● What the task requires
Pick out and copy every line below that has the word "Trực".

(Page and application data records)
===

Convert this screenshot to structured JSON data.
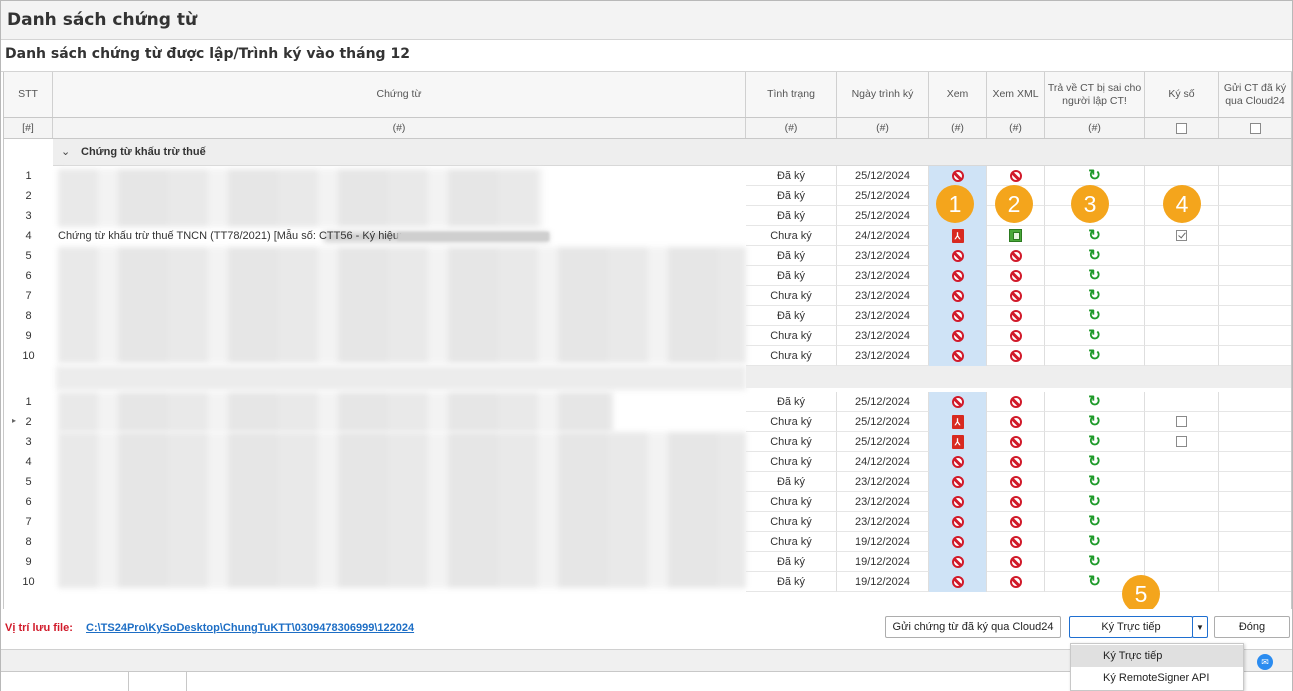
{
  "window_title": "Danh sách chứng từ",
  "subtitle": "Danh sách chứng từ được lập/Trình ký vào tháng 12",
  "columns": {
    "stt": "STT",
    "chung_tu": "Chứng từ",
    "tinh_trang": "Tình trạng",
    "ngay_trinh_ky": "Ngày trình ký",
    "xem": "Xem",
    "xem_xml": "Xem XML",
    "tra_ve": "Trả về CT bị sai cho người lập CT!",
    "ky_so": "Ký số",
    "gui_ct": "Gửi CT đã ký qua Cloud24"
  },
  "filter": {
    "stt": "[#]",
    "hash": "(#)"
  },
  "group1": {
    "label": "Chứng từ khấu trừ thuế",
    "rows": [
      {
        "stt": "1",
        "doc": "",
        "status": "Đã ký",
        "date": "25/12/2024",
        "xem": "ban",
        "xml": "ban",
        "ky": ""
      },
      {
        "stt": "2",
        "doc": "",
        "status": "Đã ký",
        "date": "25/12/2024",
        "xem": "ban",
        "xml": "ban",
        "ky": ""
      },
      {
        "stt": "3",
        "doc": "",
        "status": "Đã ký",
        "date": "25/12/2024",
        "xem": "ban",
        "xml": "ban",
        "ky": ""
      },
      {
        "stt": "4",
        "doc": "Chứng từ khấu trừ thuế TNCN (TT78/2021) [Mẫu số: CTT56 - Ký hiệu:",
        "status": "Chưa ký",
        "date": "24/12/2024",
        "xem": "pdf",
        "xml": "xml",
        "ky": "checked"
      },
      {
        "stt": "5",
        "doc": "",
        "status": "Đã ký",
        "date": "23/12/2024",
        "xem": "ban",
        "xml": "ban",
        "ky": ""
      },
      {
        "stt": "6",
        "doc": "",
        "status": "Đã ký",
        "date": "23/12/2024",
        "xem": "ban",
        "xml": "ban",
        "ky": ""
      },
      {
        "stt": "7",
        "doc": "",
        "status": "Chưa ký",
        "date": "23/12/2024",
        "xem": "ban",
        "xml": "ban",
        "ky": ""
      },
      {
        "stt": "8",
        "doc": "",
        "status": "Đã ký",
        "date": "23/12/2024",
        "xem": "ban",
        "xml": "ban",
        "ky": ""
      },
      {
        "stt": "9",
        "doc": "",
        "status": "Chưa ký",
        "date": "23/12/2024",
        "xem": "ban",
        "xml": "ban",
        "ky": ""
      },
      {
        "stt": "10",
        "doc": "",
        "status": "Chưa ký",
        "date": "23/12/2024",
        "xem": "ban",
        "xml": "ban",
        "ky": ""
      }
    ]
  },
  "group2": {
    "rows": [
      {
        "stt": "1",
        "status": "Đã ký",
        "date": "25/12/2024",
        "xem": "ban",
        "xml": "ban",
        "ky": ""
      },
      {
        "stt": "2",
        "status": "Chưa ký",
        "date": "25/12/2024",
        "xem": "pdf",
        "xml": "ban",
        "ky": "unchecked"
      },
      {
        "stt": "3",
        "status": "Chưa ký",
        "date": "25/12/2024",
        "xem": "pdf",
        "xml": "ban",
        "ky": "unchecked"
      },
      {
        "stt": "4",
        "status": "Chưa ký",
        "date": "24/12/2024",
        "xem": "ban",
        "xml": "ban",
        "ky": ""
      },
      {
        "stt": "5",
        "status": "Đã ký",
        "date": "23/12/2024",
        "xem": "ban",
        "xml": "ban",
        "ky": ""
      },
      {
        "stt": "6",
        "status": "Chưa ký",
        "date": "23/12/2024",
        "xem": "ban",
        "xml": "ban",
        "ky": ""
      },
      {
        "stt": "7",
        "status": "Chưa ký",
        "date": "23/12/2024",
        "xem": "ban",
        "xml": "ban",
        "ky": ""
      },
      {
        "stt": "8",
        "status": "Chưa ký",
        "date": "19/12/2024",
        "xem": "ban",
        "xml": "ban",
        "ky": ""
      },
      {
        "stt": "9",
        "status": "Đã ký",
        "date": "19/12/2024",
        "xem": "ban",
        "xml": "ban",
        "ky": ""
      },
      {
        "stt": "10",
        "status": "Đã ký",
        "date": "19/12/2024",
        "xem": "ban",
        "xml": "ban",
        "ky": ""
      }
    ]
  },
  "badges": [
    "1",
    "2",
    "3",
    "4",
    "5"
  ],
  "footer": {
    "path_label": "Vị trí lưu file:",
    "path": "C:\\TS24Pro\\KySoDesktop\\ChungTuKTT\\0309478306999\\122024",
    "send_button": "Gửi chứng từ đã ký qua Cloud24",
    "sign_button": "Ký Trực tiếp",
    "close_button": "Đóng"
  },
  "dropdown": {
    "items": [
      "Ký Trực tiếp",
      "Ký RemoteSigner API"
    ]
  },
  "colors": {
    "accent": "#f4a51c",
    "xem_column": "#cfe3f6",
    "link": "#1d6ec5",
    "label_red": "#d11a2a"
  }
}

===

● Exercise answer
    "sign_button": "Ký Trực tiếp",
      "Ký Trực tiếp",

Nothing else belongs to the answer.